As you know, to be an artist is to transform life–all life–into art.
This concept has been on my mind a lot lately, especially while designing this year’s writing retreats: How are people feeling? What do we all need, collectively, to facilitate our best art? And during that inquiry I discovered something I’d never noticed before: Nesting inside the word Heart is the word Art.
Yes! The art is always inside the heart…if it’s any good. When we lean into our strong emotions of love, joy, anger, hope, despair, passion and rage, we tap into that which is universal. It’s counterintuitive, but the more intimate we become with our own emotional experience of the world, the more it resonates “out there”. We cannot write for them–it doesn’t work.
Recently I was able to see the Interactive Van Gogh exhibit that’s been touring the U.S. I’ve been a big fan for a long time, but seeing Van Gogh’s work again in a new format, I was reminded of an artistic paradox: how often beauty blooms in the midst of pain. These works of art that continue to move us 150 years later were painted by a man in anguish—lonely, full of doubts, and suffering from mental illness (and possibly wormwood poisoning).
After the last two years, most of us are also dealing with a lot of emotion: pain, yes, but also grief, shock, wonder, panic, joy, despair. As artists, we know we get to feel all that juicy stuff. But sometimes we find the words are caught in our throats, hands stuck halfway to the page.
Our best art always emerges when we lean into, not away from, that fire.
I’m not talking about purely therapeutic writing—which is also important. I’m talking about the art that happens beyond trauma—beyond shock, grief, pain, wonder, panic and joy. I’m talking about using the fire from our emotions—all our emotions—to create artifacts that vibrate for centuries.

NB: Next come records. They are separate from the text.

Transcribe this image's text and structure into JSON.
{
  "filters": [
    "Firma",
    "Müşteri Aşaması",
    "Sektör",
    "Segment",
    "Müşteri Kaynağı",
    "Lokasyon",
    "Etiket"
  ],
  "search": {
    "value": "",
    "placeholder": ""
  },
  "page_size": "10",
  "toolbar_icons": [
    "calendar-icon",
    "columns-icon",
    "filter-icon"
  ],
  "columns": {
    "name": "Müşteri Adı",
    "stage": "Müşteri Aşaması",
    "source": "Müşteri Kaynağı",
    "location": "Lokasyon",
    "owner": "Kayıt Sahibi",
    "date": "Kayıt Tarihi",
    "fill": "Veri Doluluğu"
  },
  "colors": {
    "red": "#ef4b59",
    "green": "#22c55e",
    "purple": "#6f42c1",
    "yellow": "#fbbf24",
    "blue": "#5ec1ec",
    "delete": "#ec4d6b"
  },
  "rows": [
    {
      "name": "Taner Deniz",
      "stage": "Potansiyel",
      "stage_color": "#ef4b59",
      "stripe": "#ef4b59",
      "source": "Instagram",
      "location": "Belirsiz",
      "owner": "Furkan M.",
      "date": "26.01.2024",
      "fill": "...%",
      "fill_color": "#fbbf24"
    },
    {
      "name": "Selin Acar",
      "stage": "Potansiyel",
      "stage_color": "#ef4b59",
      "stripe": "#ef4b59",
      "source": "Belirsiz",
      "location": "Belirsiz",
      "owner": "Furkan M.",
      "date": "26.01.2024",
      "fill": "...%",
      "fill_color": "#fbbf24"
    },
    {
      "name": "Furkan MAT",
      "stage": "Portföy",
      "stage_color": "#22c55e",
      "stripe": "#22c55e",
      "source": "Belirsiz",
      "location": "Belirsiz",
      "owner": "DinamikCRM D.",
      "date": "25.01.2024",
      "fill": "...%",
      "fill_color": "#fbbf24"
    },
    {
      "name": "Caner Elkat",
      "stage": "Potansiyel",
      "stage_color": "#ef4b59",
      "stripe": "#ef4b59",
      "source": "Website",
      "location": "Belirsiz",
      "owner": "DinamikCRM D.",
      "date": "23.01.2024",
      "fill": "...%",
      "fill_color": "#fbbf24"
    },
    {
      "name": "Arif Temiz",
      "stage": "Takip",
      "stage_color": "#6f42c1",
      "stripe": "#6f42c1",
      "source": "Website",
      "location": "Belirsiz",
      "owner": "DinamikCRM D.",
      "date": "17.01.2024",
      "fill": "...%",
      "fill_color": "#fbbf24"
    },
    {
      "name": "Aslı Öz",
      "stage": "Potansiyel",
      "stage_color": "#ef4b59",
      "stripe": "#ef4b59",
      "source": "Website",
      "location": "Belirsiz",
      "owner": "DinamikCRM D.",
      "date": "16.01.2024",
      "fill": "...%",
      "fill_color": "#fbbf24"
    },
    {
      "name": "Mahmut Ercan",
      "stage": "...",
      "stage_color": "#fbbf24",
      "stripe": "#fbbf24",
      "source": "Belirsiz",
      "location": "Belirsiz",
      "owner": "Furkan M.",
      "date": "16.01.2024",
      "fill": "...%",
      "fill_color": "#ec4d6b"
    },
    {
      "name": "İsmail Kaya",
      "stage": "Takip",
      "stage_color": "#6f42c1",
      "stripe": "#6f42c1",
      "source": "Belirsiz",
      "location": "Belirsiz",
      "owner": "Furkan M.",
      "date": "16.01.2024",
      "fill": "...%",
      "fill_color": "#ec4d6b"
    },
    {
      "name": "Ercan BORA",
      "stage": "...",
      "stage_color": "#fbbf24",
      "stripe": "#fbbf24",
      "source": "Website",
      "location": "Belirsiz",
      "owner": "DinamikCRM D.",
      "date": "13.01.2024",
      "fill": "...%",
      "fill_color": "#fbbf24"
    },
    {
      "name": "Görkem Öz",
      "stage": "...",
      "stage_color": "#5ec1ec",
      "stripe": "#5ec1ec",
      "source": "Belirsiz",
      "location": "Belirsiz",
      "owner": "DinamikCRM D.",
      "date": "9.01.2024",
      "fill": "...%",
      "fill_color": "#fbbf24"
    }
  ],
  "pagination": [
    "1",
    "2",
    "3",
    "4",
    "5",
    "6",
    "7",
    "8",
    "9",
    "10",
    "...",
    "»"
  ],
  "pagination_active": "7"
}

“Write what you know” is a platitude largely overused and misunderstood. But this is what it means to me: Begin in truth. Start with your own heart. Let the art bloom from within our own emotional experience of the world, our nuanced experiences of love and sadness, rage and passion, hope and despair. You can invent plot, character, setting, entire worlds. But you must write from your heart to create art that matters.
Using our strong emotions to fuel our art can be extremely inspiring. Van Gogh created his last 70 paintings during the last 70 days of his too-short life. Frida Kahlo transformed physical pain into artifacts of incredible beauty. Beethoven wrote his masterpiece, Ode to Joy, when he was deaf.
We are lucky to be artists who know what to do with strong feelings: We feel them. All of them. We allow them to permeate our stories, paintings, songs, and performances. Real, necessary art begins in that soft and squishy place. When we open our heart we allow the world to move through us like a prism, landing on the page and painting rainbows on all the walls.
Wishing you beauty, always.